Your task:
Could you copy every line of the data that contains the word "Maven"?

(Excerpts from an interface dataset)
════════════════

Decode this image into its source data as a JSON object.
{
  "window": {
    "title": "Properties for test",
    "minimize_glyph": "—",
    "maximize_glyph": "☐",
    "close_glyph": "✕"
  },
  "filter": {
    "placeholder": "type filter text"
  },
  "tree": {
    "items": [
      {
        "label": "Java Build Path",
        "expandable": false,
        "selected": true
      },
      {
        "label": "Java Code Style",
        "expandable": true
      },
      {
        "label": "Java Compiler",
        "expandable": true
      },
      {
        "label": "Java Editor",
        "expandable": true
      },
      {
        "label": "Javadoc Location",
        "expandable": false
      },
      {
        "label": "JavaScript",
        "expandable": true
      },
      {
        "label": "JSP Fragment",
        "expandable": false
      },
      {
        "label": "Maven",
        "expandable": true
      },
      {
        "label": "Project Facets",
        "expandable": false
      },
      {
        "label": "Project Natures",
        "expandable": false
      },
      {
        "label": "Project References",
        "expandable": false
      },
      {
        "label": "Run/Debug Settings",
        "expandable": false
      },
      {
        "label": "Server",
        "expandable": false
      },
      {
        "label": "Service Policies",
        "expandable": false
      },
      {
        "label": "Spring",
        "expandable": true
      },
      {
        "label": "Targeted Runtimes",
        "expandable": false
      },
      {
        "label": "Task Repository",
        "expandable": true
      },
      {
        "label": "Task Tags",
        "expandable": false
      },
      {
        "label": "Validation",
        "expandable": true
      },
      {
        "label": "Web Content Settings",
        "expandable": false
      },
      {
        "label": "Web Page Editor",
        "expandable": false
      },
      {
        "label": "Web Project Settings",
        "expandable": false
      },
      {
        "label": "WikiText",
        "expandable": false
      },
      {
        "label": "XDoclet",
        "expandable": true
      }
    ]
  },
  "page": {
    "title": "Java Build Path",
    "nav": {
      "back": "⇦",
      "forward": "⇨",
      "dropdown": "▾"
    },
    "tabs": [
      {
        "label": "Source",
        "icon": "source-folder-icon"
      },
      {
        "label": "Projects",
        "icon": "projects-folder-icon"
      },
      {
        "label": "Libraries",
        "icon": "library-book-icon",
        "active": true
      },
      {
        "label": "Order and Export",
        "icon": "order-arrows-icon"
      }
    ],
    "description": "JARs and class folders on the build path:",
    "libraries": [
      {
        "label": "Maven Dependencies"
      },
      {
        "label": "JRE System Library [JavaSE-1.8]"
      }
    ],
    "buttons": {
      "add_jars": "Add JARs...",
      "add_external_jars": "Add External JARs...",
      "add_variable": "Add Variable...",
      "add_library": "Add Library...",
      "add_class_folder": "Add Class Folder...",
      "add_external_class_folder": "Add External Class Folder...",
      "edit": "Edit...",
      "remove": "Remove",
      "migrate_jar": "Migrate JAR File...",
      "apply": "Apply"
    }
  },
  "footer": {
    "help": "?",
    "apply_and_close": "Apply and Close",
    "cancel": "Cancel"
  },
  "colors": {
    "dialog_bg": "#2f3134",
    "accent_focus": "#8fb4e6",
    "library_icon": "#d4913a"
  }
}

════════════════

Task output:
        "label": "Maven",
        "label": "Maven Dependencies"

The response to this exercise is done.